The four most basic components of beer—barley, hops, water and yeast—remain unchanged from historical brews to modern beers. The fruit of golden prairies and verdant hop fields consummate the marriage that defines beer. Maltsters modify barley to render it fermentable, and toast it further to add color and character. Packaged malt extract is inherently no different than wort derived from a grain mash. Hops, in any form or variety, are available to all brewers. Recipe formulation is an art, involving critical ratios and combinations of dozens of types of hops and malt, catalyzed by a carefully selected yeast, in the first step of making a brew. Some recipes employ wheat or other grains, spices and sugar to augment the brew, but there is no getting away from the basic four ingredients of beer.
Malted barley corns are powerful, petite packages. Contained within the protective husk is a compact kernel that contains all of the flavor and enzymes necessary to provide the sweet, seductive wort that will eventually become beer. Crushing the grain is akin to liberation, analogous to grinding coffee; intact beans contribute little. Milling barley, however, is far from a simple act of grinding. The husk must be kept intact to provide a filtration matrix during mashing, and the kernel itself must be not be ground too fine, or it gets gummy. A simple rolling pin affords low-tech brewers the same character in extract worts as the all-grain brewers.

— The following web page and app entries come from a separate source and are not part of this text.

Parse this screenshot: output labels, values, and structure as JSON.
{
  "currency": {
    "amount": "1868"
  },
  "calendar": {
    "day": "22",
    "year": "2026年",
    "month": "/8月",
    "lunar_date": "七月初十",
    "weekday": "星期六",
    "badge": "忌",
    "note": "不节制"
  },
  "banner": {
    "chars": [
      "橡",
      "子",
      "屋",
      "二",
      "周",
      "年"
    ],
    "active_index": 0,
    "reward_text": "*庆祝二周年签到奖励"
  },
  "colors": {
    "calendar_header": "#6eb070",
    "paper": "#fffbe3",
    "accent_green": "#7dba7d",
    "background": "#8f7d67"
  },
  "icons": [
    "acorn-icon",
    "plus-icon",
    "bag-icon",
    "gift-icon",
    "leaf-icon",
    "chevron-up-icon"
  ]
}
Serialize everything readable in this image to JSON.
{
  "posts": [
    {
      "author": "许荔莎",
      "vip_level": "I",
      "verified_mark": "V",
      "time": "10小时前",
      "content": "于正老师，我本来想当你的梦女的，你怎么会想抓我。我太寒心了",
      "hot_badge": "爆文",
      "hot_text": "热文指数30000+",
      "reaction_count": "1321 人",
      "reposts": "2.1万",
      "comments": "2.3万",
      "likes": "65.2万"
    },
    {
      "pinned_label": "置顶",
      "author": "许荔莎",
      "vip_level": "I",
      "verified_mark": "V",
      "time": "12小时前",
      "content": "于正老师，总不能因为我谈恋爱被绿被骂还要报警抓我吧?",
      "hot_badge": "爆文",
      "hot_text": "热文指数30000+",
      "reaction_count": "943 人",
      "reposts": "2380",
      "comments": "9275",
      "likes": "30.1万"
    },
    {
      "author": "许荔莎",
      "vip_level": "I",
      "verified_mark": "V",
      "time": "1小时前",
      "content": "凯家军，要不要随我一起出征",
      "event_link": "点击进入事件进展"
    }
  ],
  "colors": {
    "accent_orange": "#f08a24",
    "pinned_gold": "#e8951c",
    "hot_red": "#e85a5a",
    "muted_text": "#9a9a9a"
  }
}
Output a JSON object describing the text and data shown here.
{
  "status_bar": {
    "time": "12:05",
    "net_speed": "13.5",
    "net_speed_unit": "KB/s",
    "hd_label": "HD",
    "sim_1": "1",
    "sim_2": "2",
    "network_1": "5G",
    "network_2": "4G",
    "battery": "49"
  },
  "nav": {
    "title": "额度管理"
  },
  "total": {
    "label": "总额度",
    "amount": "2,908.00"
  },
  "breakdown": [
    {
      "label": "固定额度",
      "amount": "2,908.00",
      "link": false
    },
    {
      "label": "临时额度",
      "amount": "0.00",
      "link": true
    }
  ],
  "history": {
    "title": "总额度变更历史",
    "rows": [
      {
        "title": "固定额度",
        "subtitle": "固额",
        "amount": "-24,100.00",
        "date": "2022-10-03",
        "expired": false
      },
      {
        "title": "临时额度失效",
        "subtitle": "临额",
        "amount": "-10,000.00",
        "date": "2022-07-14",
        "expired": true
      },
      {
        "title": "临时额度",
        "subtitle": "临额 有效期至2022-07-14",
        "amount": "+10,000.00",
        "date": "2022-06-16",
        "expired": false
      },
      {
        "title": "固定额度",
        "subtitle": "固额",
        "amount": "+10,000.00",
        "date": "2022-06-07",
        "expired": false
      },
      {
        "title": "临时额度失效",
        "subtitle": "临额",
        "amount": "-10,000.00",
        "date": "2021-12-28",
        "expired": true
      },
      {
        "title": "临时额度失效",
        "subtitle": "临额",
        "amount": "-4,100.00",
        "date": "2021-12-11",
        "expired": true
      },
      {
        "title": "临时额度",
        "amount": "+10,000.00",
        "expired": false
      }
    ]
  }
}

But any all-grain brewer beyond that needs to heed the rules of the perfect crush to ensure a steady, clear stream of wort into the boiling kettle.
Beginning homebrewers produce wort by simply reconstituting dried or liquid malt extract derived from concentrated wort. But, from high-tech homebrewing upward, the most enchanting step of all takes place in the mash tun. The milled blend of base and specialty malts are mixed with hot water (or brewing liquor), and the indigenous enzymes magically convert the starchy component into a variety of simpler sugars that are either fermentable (maltose) or unfermentable (dextrine). The sweet wort is drawn off (or lautered) into the kettle, leaving the grain behind. Once boiling, hops are added at different intervals to provide bitterness, flavor and aroma. The now-bitter wort is further modified as the roiling liquid coagulates unwanted protein and both sterilizes and adds extra flavor via caramelization.